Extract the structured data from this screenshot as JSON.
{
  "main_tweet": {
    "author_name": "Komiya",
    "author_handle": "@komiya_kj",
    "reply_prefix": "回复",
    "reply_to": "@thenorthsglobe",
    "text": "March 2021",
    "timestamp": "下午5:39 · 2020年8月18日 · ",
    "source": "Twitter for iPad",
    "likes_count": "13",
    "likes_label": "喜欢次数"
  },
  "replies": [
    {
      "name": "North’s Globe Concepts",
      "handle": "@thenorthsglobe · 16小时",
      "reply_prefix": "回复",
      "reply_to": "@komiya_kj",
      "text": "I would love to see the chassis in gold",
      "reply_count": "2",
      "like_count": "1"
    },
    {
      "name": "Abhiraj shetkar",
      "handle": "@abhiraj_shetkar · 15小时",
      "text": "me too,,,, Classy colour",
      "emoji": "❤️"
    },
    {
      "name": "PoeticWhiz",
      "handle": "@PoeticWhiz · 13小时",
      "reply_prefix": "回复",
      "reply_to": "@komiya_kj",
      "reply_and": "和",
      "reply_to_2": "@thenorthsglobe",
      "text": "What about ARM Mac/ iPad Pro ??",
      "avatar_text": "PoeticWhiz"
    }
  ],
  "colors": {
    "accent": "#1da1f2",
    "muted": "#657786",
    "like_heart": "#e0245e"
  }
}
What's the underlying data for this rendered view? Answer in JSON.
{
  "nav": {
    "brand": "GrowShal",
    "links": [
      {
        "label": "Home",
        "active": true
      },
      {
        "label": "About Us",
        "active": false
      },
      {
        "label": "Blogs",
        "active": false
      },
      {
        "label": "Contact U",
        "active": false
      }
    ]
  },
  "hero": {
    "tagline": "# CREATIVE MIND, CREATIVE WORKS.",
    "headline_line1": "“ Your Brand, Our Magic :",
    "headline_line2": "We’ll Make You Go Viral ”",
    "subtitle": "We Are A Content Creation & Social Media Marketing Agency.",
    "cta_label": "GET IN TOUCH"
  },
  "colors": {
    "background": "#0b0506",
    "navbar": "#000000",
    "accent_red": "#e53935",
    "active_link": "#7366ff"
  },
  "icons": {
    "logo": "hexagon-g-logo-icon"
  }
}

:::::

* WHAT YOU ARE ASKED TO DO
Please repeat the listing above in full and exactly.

* RESPONSE AREA
Extract the structured data from this screenshot as JSON.
{
  "main_tweet": {
    "author_name": "Komiya",
    "author_handle": "@komiya_kj",
    "reply_prefix": "回复",
    "reply_to": "@thenorthsglobe",
    "text": "March 2021",
    "timestamp": "下午5:39 · 2020年8月18日 · ",
    "source": "Twitter for iPad",
    "likes_count": "13",
    "likes_label": "喜欢次数"
  },
  "replies": [
    {
      "name": "North’s Globe Concepts",
      "handle": "@thenorthsglobe · 16小时",
      "reply_prefix": "回复",
      "reply_to": "@komiya_kj",
      "text": "I would love to see the chassis in gold",
      "reply_count": "2",
      "like_count": "1"
    },
    {
      "name": "Abhiraj shetkar",
      "handle": "@abhiraj_shetkar · 15小时",
      "text": "me too,,,, Classy colour",
      "emoji": "❤️"
    },
    {
      "name": "PoeticWhiz",
      "handle": "@PoeticWhiz · 13小时",
      "reply_prefix": "回复",
      "reply_to": "@komiya_kj",
      "reply_and": "和",
      "reply_to_2": "@thenorthsglobe",
      "text": "What about ARM Mac/ iPad Pro ??",
      "avatar_text": "PoeticWhiz"
    }
  ],
  "colors": {
    "accent": "#1da1f2",
    "muted": "#657786",
    "like_heart": "#e0245e"
  }
}
What's the underlying data for this rendered view? Answer in JSON.
{
  "nav": {
    "brand": "GrowShal",
    "links": [
      {
        "label": "Home",
        "active": true
      },
      {
        "label": "About Us",
        "active": false
      },
      {
        "label": "Blogs",
        "active": false
      },
      {
        "label": "Contact U",
        "active": false
      }
    ]
  },
  "hero": {
    "tagline": "# CREATIVE MIND, CREATIVE WORKS.",
    "headline_line1": "“ Your Brand, Our Magic :",
    "headline_line2": "We’ll Make You Go Viral ”",
    "subtitle": "We Are A Content Creation & Social Media Marketing Agency.",
    "cta_label": "GET IN TOUCH"
  },
  "colors": {
    "background": "#0b0506",
    "navbar": "#000000",
    "accent_red": "#e53935",
    "active_link": "#7366ff"
  },
  "icons": {
    "logo": "hexagon-g-logo-icon"
  }
}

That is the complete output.